Democratic newcomer tops field, says days of 'machine politics' are over in New London
New London — Mayor-elect Daryl Justin Finizio is about to announce the head of his transition team.
Finizio, who won the mayoral election Tuesday, has called a press conference for 3 p.m. at his home on Ocean Avenue to elaborate on transition procedures and timelines.
He is also expected to announced he is closing out his "Finizio for Mayor'' campaign account, and thank William "Billie" Bourque for his services as campaign chairman and treasurer.
Bourque will not be part of the new transition team, Finizio said, in keeping with his promise that those who worked on his election or contributed to his campaign would have no role in the new administration.
Voters spoke loudly Tuesday, choosing change over the status quo and political newcomer Daryl Justin Finizio as the city's first elected mayor in nine decades.
Finizio, an attorney who moved here about 18 months ago, shook up the established Democratic party by winning a primary and then handily defeating five challengers, including three sitting city councilors.
"Many asked if the promise of change was just a campaign slogan,'' Finizio said, about an hour after the polls closed Tuesday night. "I want to be very clear, the era of machine politics in New London is over.''
Hundreds of supporter who packed a second-floor banquet room at Dev's on Bank restaurant erupted into applause and cheers.
"This is because of you,'' he said to the crowd. "It's because you never lost your hope, you kept the faith and you worked hard.

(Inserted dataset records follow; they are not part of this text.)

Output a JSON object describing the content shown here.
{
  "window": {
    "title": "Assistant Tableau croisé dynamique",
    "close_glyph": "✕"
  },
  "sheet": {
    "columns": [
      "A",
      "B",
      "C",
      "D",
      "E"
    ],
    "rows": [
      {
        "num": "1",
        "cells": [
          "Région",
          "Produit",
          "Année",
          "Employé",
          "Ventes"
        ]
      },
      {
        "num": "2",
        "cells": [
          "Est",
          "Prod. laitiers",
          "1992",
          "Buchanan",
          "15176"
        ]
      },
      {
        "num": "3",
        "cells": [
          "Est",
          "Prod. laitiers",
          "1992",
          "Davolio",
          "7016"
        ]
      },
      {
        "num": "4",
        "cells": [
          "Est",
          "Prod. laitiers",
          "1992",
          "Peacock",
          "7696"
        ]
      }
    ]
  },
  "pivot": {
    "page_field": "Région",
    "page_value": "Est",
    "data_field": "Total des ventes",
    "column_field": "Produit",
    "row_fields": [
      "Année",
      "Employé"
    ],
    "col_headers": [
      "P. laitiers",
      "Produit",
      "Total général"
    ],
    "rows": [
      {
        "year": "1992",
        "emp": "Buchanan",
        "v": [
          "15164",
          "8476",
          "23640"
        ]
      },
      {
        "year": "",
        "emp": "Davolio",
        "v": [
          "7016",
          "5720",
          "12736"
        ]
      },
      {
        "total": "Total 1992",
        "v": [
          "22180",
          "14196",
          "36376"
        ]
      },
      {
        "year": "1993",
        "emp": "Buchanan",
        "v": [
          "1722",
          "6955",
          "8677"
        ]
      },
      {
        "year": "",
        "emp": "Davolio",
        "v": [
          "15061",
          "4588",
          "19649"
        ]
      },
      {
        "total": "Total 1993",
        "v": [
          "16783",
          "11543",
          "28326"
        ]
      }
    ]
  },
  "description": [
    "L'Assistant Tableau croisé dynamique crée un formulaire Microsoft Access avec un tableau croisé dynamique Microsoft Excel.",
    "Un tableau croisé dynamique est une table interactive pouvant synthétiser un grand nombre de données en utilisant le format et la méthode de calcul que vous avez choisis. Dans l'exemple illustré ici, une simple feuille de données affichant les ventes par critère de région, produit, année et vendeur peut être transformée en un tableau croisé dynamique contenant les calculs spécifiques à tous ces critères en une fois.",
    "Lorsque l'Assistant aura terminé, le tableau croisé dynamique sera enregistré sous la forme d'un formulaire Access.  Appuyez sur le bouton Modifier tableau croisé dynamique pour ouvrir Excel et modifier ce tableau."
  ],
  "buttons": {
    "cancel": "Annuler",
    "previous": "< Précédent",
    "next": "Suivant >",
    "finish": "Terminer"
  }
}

It's because of you New London has new leadership.''
Supporter Sean Murray said Finizio's election signals a positive change for the city.
"I've lived here my entire life and I never thought this would happen," the 30-year-old said. "I have never been more proud of my city. It feels like the whole city is brand new."
In unofficial numbers from the Republican Town Committee headquarters, Finizio won 2,185 votes. Democrat Michael Buscetto III, a two-term city councilor who ran a write-in campaign after losing the primary, pulled in 1,153 votes, and Republican Rob Pero, a city councilor for 16 years, received 1,057 votes.
City Councilor Martin T. Olsen Jr., Lori Hopkins-Cavanagh and Andrew Lockwood, all petitioning candidates, all finished with fewer than 200 votes apiece.
In a concession speech at Republican headquarters, Pero thanked his supporters and congratulated Finizio. He urged his workers to support the new mayor.
"We all need to get behind him,'' Pero said. "We are all New Londoners. ... This new government will need your help. I will do all I can do advocate for this city."
Choking up as he spoke, Pero thanked his wife, Dora, for her steady support.
"My kids have missed me for a long time,'' he said. "We'll be home spending a lot of time together."
Nearly 5,000, or roughly 40 percent, of the city's 12,793 voters show up at the polls. In the 2009 municipal election, about 3,300 people voted.
At Finizio's victory party, the mayor-elect also congratulated his fellow Democrats who won six seats on the City Council and five seats on the Board of Education.
Democrats Wade Hyslop Jr., Anthony Nolan, Michael Passero, John J. Maynard, Marie Friess-McSparran and Donald Macrino, along with Republican Adam Sprecace, were elected to the City Council.
He said although he has disagreed with his opponents, the race was never personal.
Democratic Town Committee Chairman William Satti said he was surprised by the margin of victory for Finizio, considering there were many disenchanted Democrats "who worked in other camps."
"The people of New London are tired of petty politics. They want a fresh start,'' he said.
The new mayor will take control of a city that has been run by a professional city manager for nine decades. The mayor will serve a four-year term and receive an annual salary of $86,000.
The city was teeming with election activity Tuesday.
Supporters stood on street corners, waved signs and rallied around their candidates. Pero had his three children in tow for much of the morning. Finizio went from polling place to polling place, stopping briefly at Democratic headquarters on State Street for a drink of water. Buscetto took time out in the afternoon to toss a football with some of the youngsters who live in the Thames River Apartments.